We are taken through the author's preparation process and then with him on his delightful journey. He is quite an observant fellow and is able to articulate his observations quite well via the written word. I have read quite a number of books written by people who have recorded their own journeys, and this book stands right up there with the best of them.
I liked the way the author has noted the different characters he encountered on his journey. He has an excellent sense of humor and is a good observer of the human condition. There is a lot of information as to equipment and such that I found to be very interesting.
I do have one concern and one observation to make:
I have been hiking for over 50 years now. Much of this hiking has been done in wilderness areas with my wife. We have section hike portions of the AT. There are sections of this trail that are difficult in the extreme. It should also be noted that with any long wilderness hike that there is an extreme amount of pain involved...and I mean extreme. I felt the author could have placed a bit more emphasis on this aspect. I would hate to think that a novice or near novice would approach this journey (Particularly if they plan a through hike) as if it were a light hearted walk in the woods. You have to be in tremendous shape to pull this hike off. The author was by any standards, but the normal 60 year old person would have difficulties.

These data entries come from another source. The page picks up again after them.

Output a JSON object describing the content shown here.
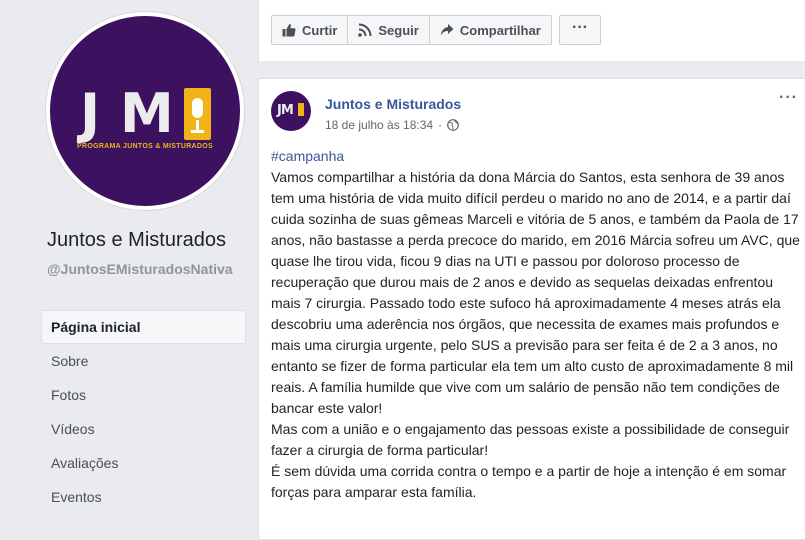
{
  "page": {
    "name": "Juntos e Misturados",
    "handle": "@JuntosEMisturadosNativa",
    "logo": {
      "letters_left": "J",
      "letters_right": "M",
      "subtitle": "PROGRAMA JUNTOS & MISTURADOS"
    }
  },
  "nav": {
    "items": [
      {
        "label": "Página inicial",
        "active": true
      },
      {
        "label": "Sobre"
      },
      {
        "label": "Fotos"
      },
      {
        "label": "Vídeos"
      },
      {
        "label": "Avaliações"
      },
      {
        "label": "Eventos"
      }
    ]
  },
  "actions": {
    "like_label": "Curtir",
    "like_icon": "thumbs-up-icon",
    "follow_label": "Seguir",
    "follow_icon": "rss-icon",
    "share_label": "Compartilhar",
    "share_icon": "share-arrow-icon",
    "more_label": "···"
  },
  "post": {
    "author": "Juntos e Misturados",
    "date": "18 de julho às 18:34",
    "separator": "·",
    "privacy_icon": "globe-icon",
    "options_label": "···",
    "hashtag": "#campanha",
    "paragraphs": [
      "Vamos compartilhar a história da dona Márcia do Santos, esta senhora de 39 anos tem uma história de vida muito difícil perdeu o marido no ano de 2014, e a partir daí cuida sozinha de suas gêmeas Marceli e vitória de 5 anos, e também da Paola de 17 anos, não bastasse a perda precoce do marido, em 2016 Márcia sofreu um AVC, que quase lhe tirou vida, ficou 9 dias na UTI e passou por doloroso processo de recuperação que durou mais de 2 anos e devido as sequelas deixadas enfrentou mais 7 cirurgia. Passado todo este sufoco há aproximadamente 4 meses atrás ela descobriu uma aderência nos órgãos, que necessita de exames mais profundos e mais uma cirurgia urgente, pelo SUS a previsão para ser feita é de 2 a 3 anos, no entanto se fizer de forma particular ela tem um alto custo de aproximadamente 8 mil reais. A família humilde que vive com um salário de pensão não tem condições de bancar este valor!",
      "Mas com a união e o engajamento das pessoas existe a possibilidade de conseguir fazer a cirurgia de forma particular!",
      "É sem dúvida uma corrida contra o tempo e a partir de hoje a intenção é em somar forças para amparar esta família."
    ]
  },
  "colors": {
    "logo_bg": "#3c1260",
    "logo_accent": "#f0b418",
    "link": "#365899",
    "page_bg": "#e9ebee"
  }
}
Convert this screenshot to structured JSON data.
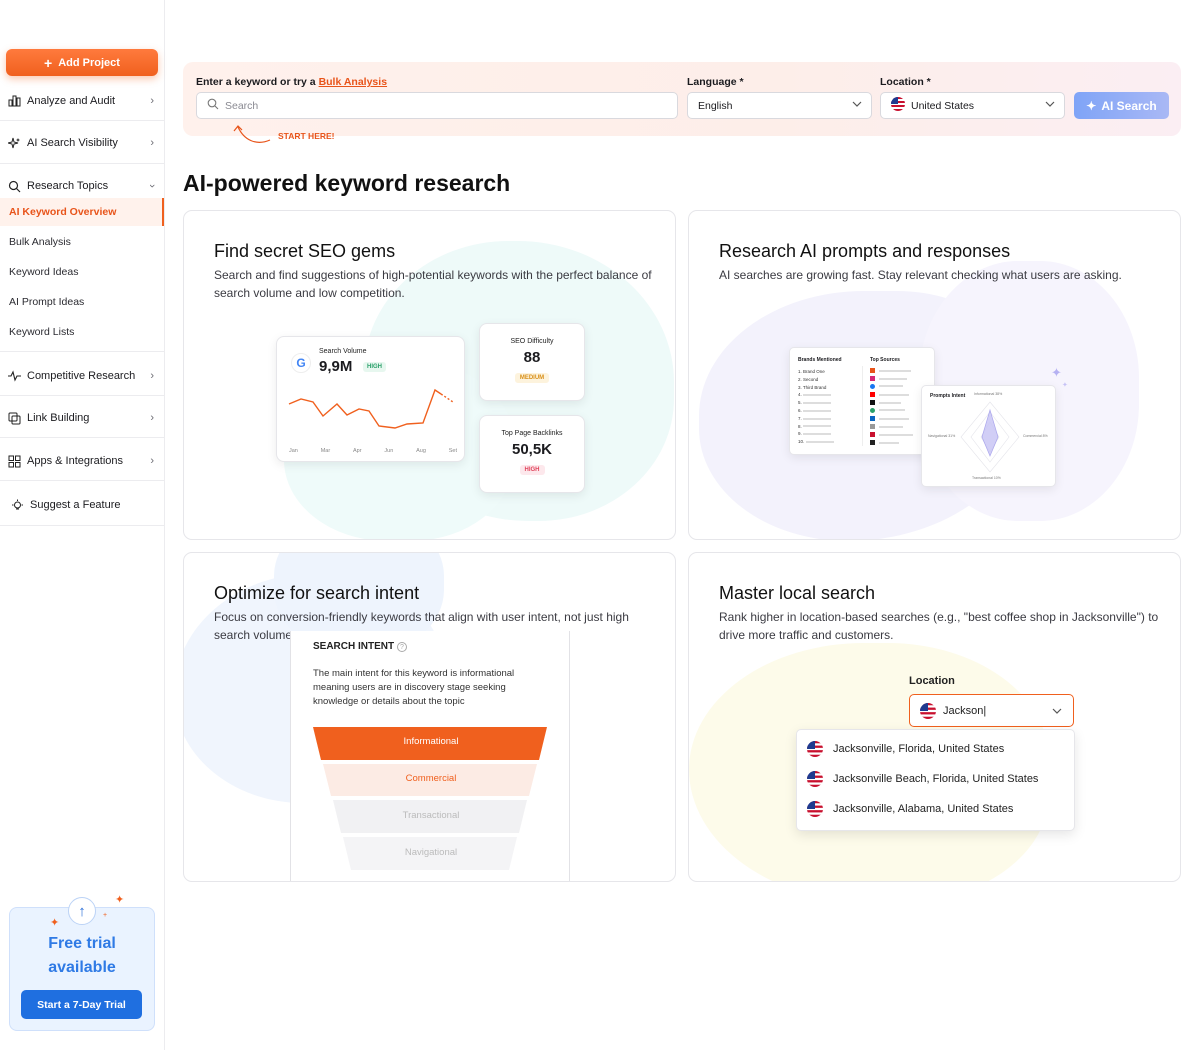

I want to also make a note on bears. The author met many of these creatures on the trail. He is either extremely luck or unlucky; depending upon how you look at it. In my 50 plus years of doing this stuff you could count the number of encounters I have had on your fingers. Go figure.
All in all this is an excellent read - the sort of read I relish and do recommend this one very highly.
All in all it is a decent read and at times entertaining, I would recommend Awol on the Appalachian Trail and for humor and a great read , Bill Brysons "A walk in the Woods".